Paper showing signifcant digits

It is important for those who work with data to know and understand some of the technical aspects of numbers, both when precise measurements and rounded or estimated figures are involved. In this article, we will look at three related aspects of numbers: significant digits, rounding and truncating.

Significant Digits

Not every digit in a number is what is called “significant” in mathematical terms. Significant digits (also called significant figures) speak to the precision of the measurement with the aim of distinguishing between a very precise measurement and a rounded or estimated figure. There are rather specific rules for when digits are and are not significant:

All non-zero digits and zero digits between two non-zero digits are significant.

Examples:

493 has three significant digits

23,407 has five significant digits

90,000,401 has eight significant digits

Trailing Zeros: Not Significant

Trailing zeros in numbers without decimal points are not significant. (This is because with trailing zeros, we do not know if the figure is rounded to the rightmost significant digit or not. If the zeros are significant, additional information about the figure must be known.)

Examples:

4,000 has one significant digit (just the 4)

98,310 has four significant digits (9, 8, 1, 3)

320 has two significant digits (3, 2)

Trailing Zeros: Significant

Trailing zeros in numbers with decimals points are significant. (The presence of the decimal point indicates the precision of the measurement.)

Examples:

319.000 has six significant digits (It is assumed that the measurement was to the third decimal place.)

250.0 has four significant digits

Leading Zeros: Not Significant

Leading zeros are not significant, whether they are in numbers with decimal points or not.

Examples:

005 has one significant digit (just the 5)

0.0567 has three significant digits (5, 6, 7)

004.008 has two significant digits (4, 8)

0.0000700 has three significant digits (7 and the two 0s following 7)

Rounding and Truncating

When calculations are carried out on data, such as in finding the mean and standard deviation of a data set, we often have to round the results. The question arises as to what place value we should round. The generally-accepted answer is to round to the same number of significant digits as the value with few number of significant digit in the raw data.

Because of the need to round, it is important to know the precision of the measuring instrument, which is indicated by the significant digits in the data. For example, if we were calculating the average (mean) attendance at seven football games and the attendance figures were rounded to the thousands place (with two significant figures), then our result should be rounded to the thousands. For example, if the attendance figures are 78,000; 82,000; 75,000; 76,000; 79,000; 80,000; and 81,000, then we get:

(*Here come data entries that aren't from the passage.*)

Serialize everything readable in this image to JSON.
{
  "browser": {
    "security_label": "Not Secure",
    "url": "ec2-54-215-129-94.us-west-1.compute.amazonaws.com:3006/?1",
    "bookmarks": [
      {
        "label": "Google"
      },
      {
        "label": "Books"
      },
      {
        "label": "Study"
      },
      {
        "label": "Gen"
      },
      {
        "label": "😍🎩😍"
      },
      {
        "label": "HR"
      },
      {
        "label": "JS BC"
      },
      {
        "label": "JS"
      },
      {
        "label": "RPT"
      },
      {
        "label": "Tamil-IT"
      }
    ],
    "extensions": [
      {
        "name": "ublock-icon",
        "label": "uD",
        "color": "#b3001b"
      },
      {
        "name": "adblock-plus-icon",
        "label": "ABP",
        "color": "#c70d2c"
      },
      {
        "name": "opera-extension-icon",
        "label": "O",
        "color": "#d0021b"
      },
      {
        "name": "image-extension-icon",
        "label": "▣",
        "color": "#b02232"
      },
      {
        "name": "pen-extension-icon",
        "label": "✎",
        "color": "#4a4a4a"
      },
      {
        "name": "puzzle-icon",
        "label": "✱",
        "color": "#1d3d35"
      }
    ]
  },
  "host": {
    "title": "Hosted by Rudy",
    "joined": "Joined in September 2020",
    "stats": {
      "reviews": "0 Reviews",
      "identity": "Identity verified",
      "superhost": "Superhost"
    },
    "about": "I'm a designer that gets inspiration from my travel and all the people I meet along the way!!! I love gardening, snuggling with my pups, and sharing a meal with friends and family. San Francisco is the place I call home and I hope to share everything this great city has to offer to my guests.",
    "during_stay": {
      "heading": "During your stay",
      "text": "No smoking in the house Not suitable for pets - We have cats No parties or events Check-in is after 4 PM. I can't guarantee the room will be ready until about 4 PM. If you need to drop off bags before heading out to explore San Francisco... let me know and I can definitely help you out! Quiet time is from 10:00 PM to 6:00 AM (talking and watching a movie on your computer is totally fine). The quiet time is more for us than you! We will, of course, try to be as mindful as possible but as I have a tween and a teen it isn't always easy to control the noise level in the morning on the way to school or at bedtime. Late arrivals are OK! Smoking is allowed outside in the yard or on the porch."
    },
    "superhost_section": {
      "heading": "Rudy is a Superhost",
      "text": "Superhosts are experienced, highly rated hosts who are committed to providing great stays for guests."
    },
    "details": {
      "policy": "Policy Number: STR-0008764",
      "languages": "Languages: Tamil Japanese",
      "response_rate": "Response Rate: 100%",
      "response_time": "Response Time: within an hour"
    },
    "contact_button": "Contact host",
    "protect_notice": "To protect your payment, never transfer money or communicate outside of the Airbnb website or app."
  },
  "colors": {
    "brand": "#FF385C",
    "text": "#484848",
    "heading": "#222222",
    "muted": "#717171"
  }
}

Formula showing significant digits

Because the raw data values have only two significant digits, this number can only be accurate to two significant digits, so we must round to the thousands place. Using standard rounding rules (round up if the digit to the right of the place value to which the number is being rounded is 5 or greater), this figure should be rounded to 79,000 (because the digit to the right of the thousands place is a 7).

Given this rule for rounding, however, it is important to consider the context of the data. For example, if the values are ages, then it would be appropriate to round to two significant digits even if some of the ages were single digits. For example, if the ages of a group of students are 9, 10, 10, 11, 11, 11, 12, 13, and 14, and we calculate the mean, we get 11.222…. It would make sense to round this to 11 (two significant digits) instead of 10 (one significant digit) even though one of the raw data values (9) has only one significant digit.

Truncating is different than rounding. In truncating, we just drop any decimal places and use the whole-number value. As an example, in some testing situations, such as on a test of competency, there is a “cut score,” the minimum score a test-taker must receive to pass the exam. The scores are truncated, not rounded, because reaching the cut score is an indication of being competent in that subject area or skill, and not reaching the cut score is an indication of not being competent. So if a passing score is 140, and a candidate receives a score of 139.8, it is reported as 139, and the candidate does not pass the exam.

Round-off Error

There are a variety of errors that can occur when using rounded and truncated values. One of the most common and important errors to avoid is rounding intermediate values when doing calculations with numbers instead of rounding only the final result. For example, if we were to calculate the standard deviation of the values given in the example above (attendance at a football game), we have to use the mean of the data to do so. For accuracy, we would want to use the value 78,714.29… instead of the rounded value of 79,000 in those calculations. After doing the calculations, we would round the calculated value to two significant digits (2,600; the more precise value is 2563.48).

Learn More

To learn more about significant digits, consider pursuing a degree in data science or data analytics.